* Merkel backs idea of EMF, says details unclear
* Does not exclude helping Greece, but not needed for now
* Says Europe must act to clamp down on credit default swaps
BERLIN, March 8 (Reuters) - German Chancellor Angela Merkel backed the idea of a European Monetary Fund on Monday and left open the possibility of helping Greece in future, while emphasising it was not in an emergency now.
Her Finance Minister Wolfgang Schaeuble threw his support behind the idea of an IMF-style rescue fund for Europe at the weekend and earlier on Monday a European Commission spokesman said the executive was ready to propose setting up a new rescue fund for the euro zone.
Merkel said while details would have to be sorted out, the European Union needed to have a mechanism to help itself if it hit difficulties, even if it meant changing the EU treaty.
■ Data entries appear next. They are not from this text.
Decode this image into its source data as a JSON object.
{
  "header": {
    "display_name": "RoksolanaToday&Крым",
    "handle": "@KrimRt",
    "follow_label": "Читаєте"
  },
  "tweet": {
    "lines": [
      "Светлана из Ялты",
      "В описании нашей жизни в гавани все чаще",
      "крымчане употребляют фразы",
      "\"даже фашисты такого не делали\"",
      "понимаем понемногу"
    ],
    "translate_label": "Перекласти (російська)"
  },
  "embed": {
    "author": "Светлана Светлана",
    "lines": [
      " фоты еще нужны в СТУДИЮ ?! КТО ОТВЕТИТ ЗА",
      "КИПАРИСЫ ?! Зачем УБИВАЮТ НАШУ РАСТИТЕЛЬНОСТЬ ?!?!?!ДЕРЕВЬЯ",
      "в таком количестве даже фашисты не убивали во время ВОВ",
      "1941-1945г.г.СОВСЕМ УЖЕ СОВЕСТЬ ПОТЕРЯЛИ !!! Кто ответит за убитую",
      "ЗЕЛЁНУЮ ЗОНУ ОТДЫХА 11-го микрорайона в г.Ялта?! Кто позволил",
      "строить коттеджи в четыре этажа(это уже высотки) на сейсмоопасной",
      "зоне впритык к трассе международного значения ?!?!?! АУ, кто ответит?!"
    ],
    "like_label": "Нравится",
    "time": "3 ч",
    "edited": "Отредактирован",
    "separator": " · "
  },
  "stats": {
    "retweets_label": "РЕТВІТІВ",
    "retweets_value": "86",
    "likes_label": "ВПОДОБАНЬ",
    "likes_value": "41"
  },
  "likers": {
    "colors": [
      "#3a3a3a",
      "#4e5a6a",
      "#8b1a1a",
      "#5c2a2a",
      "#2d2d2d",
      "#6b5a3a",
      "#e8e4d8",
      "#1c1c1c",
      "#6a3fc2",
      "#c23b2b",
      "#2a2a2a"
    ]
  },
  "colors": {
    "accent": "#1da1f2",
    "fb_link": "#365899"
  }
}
“If the European Union is to be capable of taking action, it will run into such questions. The EU treaty will not be the end of history. Then we would be in a static system. I don’t want that, I want Europe to respond to new situations.”
She said the euro was based on the two anchors of the “no bailout” clause -- under which no country can take on another euro zone state’s debts -- and the Stability and Growth Pact’s fiscal deficit rules.
“The question is, what can the European Union do to help itself?” Merkel told reporters at the Foreign Press Association.
“I think the idea (of a European Monetary Fund) is a good one,” Merkel said adding issues such as who would contribute and how independent it would be still have to be looked at. “Without changing the (EU) treaty, it cannot be done. We would need a treaty change,” she said.
Merkel also said she did not rule out taking action if Greece got into an “emergency situation” although she emphasised that this was not the case at the moment.
“The immediate inability to pay is, thankfully, not the case,” said Merkel when asked about Greece’s debt crisis.
“I cannot rule out anything, but the situation is not with us at the moment,” she said, adding Greece’s bond issue last week had gone well.
“Of course the spreads are wide. That is the assessment of the market. Ireland also has high spreads. As confidence grows in Greece, the spreads will narrow again,” she said.
Merkel reiterated that the European Union had to act with regard to the use of credit default swaps to bet against countries such as Greece.
“We cannot ban CDS but we need more limits,” said Merkel.
“Making CDs more transparent can only be ruled on at a Europe-wide basis,” she said, adding that she wanted harmonisation with other countries, such as the United States, as well.
Reporting by Erik Kirschbaum and Madeline Chambers; writing by Madeline Chambers; Editing by Ruth Pitchford